## DATA RECORDS
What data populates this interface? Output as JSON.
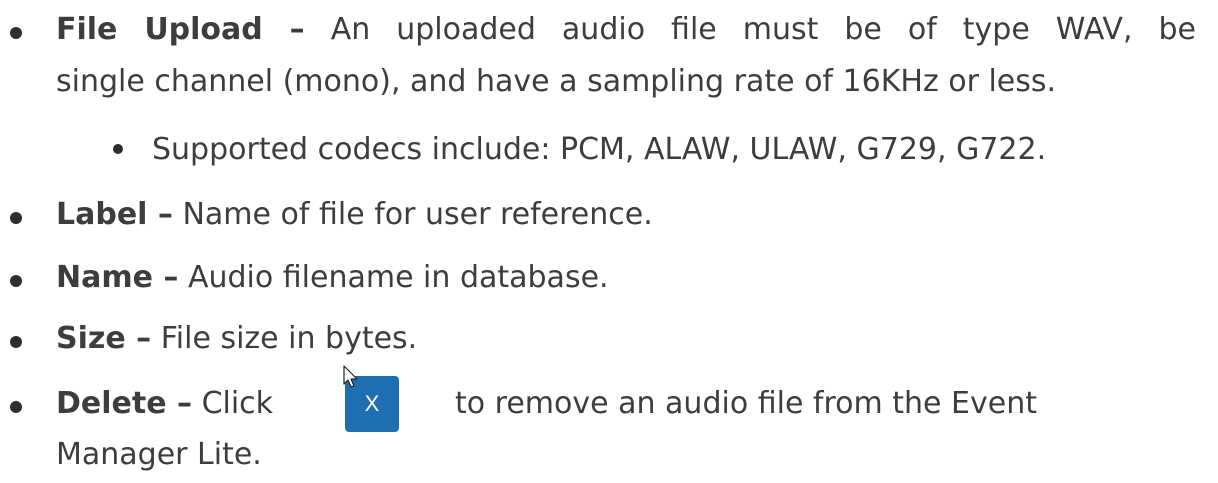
{
  "items": [
    {
      "term": "File Upload –",
      "lines": [
        "An uploaded audio file must be of type WAV, be",
        "single channel (mono), and have a sampling rate of 16KHz or less."
      ],
      "sub_items": [
        "Supported codecs include: PCM, ALAW, ULAW, G729, G722."
      ]
    },
    {
      "term": "Label –",
      "text": "Name of file for user reference."
    },
    {
      "term": "Name –",
      "text": "Audio filename in database."
    },
    {
      "term": "Size –",
      "text": "File size in bytes."
    },
    {
      "term": "Delete –",
      "before_button": "Click",
      "button_label": "X",
      "after_button": "to remove an audio file from the Event",
      "continuation": "Manager Lite."
    }
  ],
  "colors": {
    "text": "#3d3d3d",
    "bullet": "#2e2e2e",
    "button_bg": "#1d6fb2",
    "button_text": "#ffffff"
  },
  "icons": {
    "cursor": "mouse-pointer-icon"
  }
}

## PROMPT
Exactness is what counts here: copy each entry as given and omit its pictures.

## EXERCISE SOLUTION
What data populates this interface? Output as JSON.
{
  "items": [
    {
      "term": "File Upload –",
      "lines": [
        "An uploaded audio file must be of type WAV, be",
        "single channel (mono), and have a sampling rate of 16KHz or less."
      ],
      "sub_items": [
        "Supported codecs include: PCM, ALAW, ULAW, G729, G722."
      ]
    },
    {
      "term": "Label –",
      "text": "Name of file for user reference."
    },
    {
      "term": "Name –",
      "text": "Audio filename in database."
    },
    {
      "term": "Size –",
      "text": "File size in bytes."
    },
    {
      "term": "Delete –",
      "before_button": "Click",
      "button_label": "X",
      "after_button": "to remove an audio file from the Event",
      "continuation": "Manager Lite."
    }
  ],
  "colors": {
    "text": "#3d3d3d",
    "bullet": "#2e2e2e",
    "button_bg": "#1d6fb2",
    "button_text": "#ffffff"
  },
  "icons": {
    "cursor": "mouse-pointer-icon"
  }
}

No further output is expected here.